Scots Gaelic is officially classed as “endangered” by the United Nations Educational, Scientific and Cultural Organisation (Unesco). This means “children no longer learn it as their mother tongue”. However, there is clear evidence that there are a growing number of organisations and people who are prepared to try to change the tide.

Màrtainn Bàillidh, a member of the team that created the Gaelic course on Duolingo – a popular language learning app – says the new interest in the language is “fantastic”. However, he stresses, there is still much more to be done.

Màrtainn explains: “Increasing social density of the language in the Western Isles is a very good start. We need to look at how to support people in local communities and we need to fund community-level teaching. There’s a huge number of things that could be done but they require policy action.”

The Gaelic Duolingo course has just short of 500,000 users, an amazing achievement for the small project team.

“There’s no such thing as an easy language to learn,” Màrtainn says. “Gaelic is not any harder than other European languages to learn. But if you are learning Italian in Italy, you’ll find it a lot easier than learning Gaelic in Scotland. There’s a lack of resources and a lack of opportunities to use your skills.”

When talking about the extinction of a language, it is not about no-one ever speaking it again … instead, it means society does not have a place for it any more.

The Scottish Government and individual regional, district and community councils are doing a considerable amount to raise the profile of Gaelic in schools, whether through established Gaelic medium schools or teaching it as a subject to young children. However, there still remains the problem that it has now become an “acquired skill”.

Màrtainn continues: “There are far fewer families raising children with Gaelic being spoken in the home, so it is making the language an additional skill as opposed to something done as a national way of life, and that is the crisis we are facing at the moment.”

The Republic of Ireland has revealed that 1.7 million of its citizens can speak Irish but only 73,000 use it on a daily basis. Having more than a million people being able to speak Irish is a very admirable statistic, but it does not count for much if the language does not actually get spoken.

Màrtainn says: “Gaelic is seen as something that relates purely to the Western Isles, when in fact it is everything up to Culloden – it was central to the Scottish story. There is such a lack of awareness that people don’t value the language; don’t value the culture; and don’t understand their own heritage. If we can address that, then this would make a huge difference.”

Renowned Gaelic singer Calum Ross, 86, agrees that without the desire to learn Gaelic, it will not survive for much longer. Most of his friends speak Gaelic, as do their children, or at least they have a good understanding of it.

Calum was born into a Gaelic-speaking family in Partick, in Glasgow’s west end, an area that welcomed an influx of Gaelic-speaking Western Islanders for many years. When he was born, speaking the language on a daily basis was much more common than now, and this is why he finds it difficult to visualise the possibility of it dying out. However, times have changed, and a determined effort is required to maintain the tradition of it being spoken in communities.

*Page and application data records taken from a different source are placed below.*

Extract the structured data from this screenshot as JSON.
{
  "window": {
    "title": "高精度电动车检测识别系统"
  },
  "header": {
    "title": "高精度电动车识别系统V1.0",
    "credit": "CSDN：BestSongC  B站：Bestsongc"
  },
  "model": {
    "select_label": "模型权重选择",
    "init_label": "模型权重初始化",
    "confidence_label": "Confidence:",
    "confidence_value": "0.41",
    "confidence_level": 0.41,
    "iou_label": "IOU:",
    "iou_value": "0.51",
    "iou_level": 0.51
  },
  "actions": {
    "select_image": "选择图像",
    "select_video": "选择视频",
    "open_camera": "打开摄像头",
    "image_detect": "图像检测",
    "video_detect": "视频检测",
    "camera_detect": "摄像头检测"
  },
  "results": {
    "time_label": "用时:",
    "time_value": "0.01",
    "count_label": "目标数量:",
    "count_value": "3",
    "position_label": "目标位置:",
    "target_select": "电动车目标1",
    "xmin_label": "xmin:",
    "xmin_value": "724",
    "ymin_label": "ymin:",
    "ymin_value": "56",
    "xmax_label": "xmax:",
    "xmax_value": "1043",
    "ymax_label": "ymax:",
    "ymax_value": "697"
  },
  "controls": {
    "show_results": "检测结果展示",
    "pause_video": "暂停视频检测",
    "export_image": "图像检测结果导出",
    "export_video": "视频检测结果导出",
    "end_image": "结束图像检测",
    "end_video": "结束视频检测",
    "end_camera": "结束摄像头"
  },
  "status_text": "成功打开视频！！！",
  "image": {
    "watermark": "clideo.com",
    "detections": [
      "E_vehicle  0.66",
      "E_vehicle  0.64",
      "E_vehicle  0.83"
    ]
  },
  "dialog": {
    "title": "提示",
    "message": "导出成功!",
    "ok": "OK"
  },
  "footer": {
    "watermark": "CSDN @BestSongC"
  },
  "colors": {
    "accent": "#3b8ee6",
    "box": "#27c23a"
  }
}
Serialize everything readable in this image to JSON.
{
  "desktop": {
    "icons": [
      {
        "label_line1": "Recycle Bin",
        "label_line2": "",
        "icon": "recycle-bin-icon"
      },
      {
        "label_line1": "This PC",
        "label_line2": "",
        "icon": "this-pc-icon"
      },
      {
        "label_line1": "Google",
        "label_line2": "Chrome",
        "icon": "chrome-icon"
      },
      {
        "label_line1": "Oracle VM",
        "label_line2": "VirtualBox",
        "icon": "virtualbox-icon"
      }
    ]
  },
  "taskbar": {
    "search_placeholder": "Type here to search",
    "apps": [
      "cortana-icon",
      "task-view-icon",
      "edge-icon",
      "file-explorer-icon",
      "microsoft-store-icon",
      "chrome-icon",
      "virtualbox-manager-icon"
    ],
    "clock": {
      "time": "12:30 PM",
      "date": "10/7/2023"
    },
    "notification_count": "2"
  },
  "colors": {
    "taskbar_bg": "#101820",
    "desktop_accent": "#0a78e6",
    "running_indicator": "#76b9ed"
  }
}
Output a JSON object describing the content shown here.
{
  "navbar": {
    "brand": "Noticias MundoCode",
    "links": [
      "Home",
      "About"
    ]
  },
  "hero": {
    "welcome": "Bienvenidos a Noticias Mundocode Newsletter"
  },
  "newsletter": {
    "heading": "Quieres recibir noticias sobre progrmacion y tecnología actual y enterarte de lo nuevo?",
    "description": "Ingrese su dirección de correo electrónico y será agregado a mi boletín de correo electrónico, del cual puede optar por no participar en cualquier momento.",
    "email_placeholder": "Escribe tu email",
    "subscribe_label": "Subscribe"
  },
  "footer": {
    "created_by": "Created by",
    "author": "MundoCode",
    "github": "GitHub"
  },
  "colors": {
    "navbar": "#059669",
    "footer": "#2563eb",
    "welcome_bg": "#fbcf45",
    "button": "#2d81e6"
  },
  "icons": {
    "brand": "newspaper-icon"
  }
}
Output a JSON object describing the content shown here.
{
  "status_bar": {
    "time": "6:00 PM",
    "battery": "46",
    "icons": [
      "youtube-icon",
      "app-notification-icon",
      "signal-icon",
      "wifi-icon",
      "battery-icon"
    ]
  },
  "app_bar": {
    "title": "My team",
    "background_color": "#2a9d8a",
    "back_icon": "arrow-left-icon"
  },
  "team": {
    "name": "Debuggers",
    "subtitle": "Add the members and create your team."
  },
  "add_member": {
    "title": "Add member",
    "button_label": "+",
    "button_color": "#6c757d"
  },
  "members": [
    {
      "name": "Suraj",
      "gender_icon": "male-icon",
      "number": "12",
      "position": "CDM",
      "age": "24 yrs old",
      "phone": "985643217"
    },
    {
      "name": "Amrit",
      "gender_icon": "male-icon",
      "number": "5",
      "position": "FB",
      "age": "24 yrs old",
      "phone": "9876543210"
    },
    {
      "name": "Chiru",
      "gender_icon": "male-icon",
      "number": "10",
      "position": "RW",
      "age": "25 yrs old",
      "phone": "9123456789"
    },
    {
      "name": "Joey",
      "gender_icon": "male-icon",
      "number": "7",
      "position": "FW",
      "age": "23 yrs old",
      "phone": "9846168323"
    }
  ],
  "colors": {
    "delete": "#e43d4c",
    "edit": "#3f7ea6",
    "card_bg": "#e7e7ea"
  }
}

It is clear that without some passion from the people and a number of governmental policy changes, Gaelic will shortly exist only as the yellow text on road signs.

However, with all the changes governing bodies are now committing to, and the steady and growing increase of available resources for learners, there is just a chance Gaelic can thrive once again.